Second, the claim that aspartame ingestion results in the production of methanol, formaldehyde and formate: These claims are factual. In the gastrointestinal tract aspartame is hydrolyzed to one of its component materials, methanol, as well as the two amino acids, phenylalanine and aspartic acid. This methanol is taken up by the cells of the body and metabolized first to formaldehyde and then to formate. The key information that is missing in the description by Ms. Markle is that the levels of ingestion are very modest. In fact, there are other foodstuffs that we ingest that supply as much and sometimes even more methanol; e.g., citrus fruits and juices, and tomatoes or tomato juice. There are even higher quantities of methanol ingested when ethanol is consumed. Thus, in the final analysis this methanol is the same as from other sources and in the quantities consumed from aspartame, it is readily and naturally metabolized via the one-carbon biochemical cycle to entirely innocuous and natural body components.

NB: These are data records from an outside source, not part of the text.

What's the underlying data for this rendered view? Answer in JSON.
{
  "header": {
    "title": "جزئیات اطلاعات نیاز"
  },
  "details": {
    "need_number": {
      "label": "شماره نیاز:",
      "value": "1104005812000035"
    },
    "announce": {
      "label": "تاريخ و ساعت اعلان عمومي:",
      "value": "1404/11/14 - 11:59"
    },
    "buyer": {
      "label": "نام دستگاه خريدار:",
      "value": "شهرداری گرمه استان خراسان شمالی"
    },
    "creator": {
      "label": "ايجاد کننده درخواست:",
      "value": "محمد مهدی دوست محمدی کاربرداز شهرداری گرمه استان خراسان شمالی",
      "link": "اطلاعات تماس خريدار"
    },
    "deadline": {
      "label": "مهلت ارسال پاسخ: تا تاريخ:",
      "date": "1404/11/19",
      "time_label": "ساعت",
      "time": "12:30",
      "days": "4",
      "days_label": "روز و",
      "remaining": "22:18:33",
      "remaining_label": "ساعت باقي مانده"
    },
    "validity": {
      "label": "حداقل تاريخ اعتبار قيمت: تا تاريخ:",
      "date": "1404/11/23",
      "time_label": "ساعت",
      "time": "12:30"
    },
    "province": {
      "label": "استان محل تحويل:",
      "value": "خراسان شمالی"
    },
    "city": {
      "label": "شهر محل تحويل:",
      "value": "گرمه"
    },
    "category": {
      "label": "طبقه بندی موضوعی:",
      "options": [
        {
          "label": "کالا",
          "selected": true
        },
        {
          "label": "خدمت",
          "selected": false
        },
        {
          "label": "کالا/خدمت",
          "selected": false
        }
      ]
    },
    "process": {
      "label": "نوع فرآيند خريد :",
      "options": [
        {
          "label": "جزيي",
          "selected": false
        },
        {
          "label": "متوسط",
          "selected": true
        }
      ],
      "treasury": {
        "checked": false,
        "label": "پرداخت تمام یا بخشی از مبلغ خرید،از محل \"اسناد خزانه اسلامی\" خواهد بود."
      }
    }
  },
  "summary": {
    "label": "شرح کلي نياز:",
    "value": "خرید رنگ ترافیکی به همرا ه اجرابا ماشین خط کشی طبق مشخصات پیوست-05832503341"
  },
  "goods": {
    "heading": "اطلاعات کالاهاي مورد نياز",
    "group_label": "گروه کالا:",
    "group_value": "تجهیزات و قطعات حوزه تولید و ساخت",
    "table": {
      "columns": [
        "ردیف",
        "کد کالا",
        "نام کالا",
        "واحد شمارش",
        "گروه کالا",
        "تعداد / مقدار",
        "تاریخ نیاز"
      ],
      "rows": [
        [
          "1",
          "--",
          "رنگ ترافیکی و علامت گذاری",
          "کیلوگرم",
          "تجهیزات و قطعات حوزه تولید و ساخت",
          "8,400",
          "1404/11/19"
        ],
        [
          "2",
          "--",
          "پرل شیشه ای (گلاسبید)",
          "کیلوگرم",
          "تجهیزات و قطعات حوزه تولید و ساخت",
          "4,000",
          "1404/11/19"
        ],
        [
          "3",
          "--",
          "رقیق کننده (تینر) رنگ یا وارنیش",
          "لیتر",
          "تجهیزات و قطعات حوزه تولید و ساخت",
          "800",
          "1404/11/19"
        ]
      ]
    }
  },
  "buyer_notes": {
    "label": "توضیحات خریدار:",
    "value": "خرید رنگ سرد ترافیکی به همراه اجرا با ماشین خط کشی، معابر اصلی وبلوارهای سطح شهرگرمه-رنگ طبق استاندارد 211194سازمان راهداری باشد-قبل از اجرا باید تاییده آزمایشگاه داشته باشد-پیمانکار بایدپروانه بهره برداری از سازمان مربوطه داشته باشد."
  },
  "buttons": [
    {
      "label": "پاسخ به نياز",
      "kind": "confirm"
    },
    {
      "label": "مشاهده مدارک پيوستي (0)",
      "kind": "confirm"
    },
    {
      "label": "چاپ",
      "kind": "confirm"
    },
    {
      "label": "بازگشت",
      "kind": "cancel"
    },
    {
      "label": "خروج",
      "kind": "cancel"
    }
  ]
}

Third, the claim that the two amino acids, phenylalanine and aspartic acid have neurotoxic effects. This is true in certain individuals and in high enough doses. The only subpopulation of individuals potentially susceptible to adverse effects from phenylalanine is homozygous phenylketonurics and in this case, food itself with much higher levels of phenylalanine from the protein in the diets contributes much higher toxicity for these unfortunate individuals. For those individual phenylketonurics that want to carefully control their intake levels of phenylalanine, they can do that by simply taking into consideration the amount of phenylalanine supplied by the aspartame product or, even more likely, simply refraining from use of these products. The USFDA requires that the aspartame product be labeled specially for phenylketonurics patients so that they will be aware of its presence in these products. As for the other amino acid in aspartame, the levels of aspartic acid ingested with aspartame use are many fold less than those levels responsible for causing adverse effects on the brain of animals and/or man. In fact, it is not clear that the experimentally derived data from animals is relevant to man. In any case, the levels of aspartic acid intake from aspartame are many fold below those needed to mediate neurologic effects.

Fourth, there have been numerous animal and human studies done to evaluate the possibility that aspartame causes seizures or enhances the susceptibility to seizures. In clinical studies done in adults and children with pre-existing seizures, there was no evidence of contributing to the frequency of occurrence or severity of seizures in seizure-prone individuals. There were additional studies done on seizure-prone experimental animal models to assess the possible influence of aspartame on their seizuring activity. Again, the result was the same and no influence was demonstrated on the frequency or severity of seizures.

Fifth, aspartame was comprehensively evaluated for its potential to mediate reproductive effects and birth defects. In all cases of animal testing, there was no evidence of aspartame-mediated effects on the experimental animals at doses many times higher than those to which the human population is exposed.

Sixth, more recent allegations about aspartame mediating an increase in the incidence of brain tumors in the human population has been thoroughly refuted by both government and academic scientists.

The internet provides a convenient means of communicating information of all kinds in a potentially widespread manner. Unfortunately, the recipient of that information has no way of assessing the strength and reality of that information. There are a number of internet web sites that regularly distribute information adverse reactions supposedly mediated by aspartame that is based on anecdotal reports that cannot be confirmed. The legitimate attempts that have been made to confirm and replicate these allegations of adverse reactions from aspartame ingestion have not been successful and the USFDA continues to consider this to a be among the most thoroughly tested of food additives and that this information continues to confirm the safety of aspartame.

David G. Hattan, Ph.D.
Acting Director, Division of Health Effects Evaluation

13 January 1999

Click here to see what the US Food & Drug Administration thought in 1986.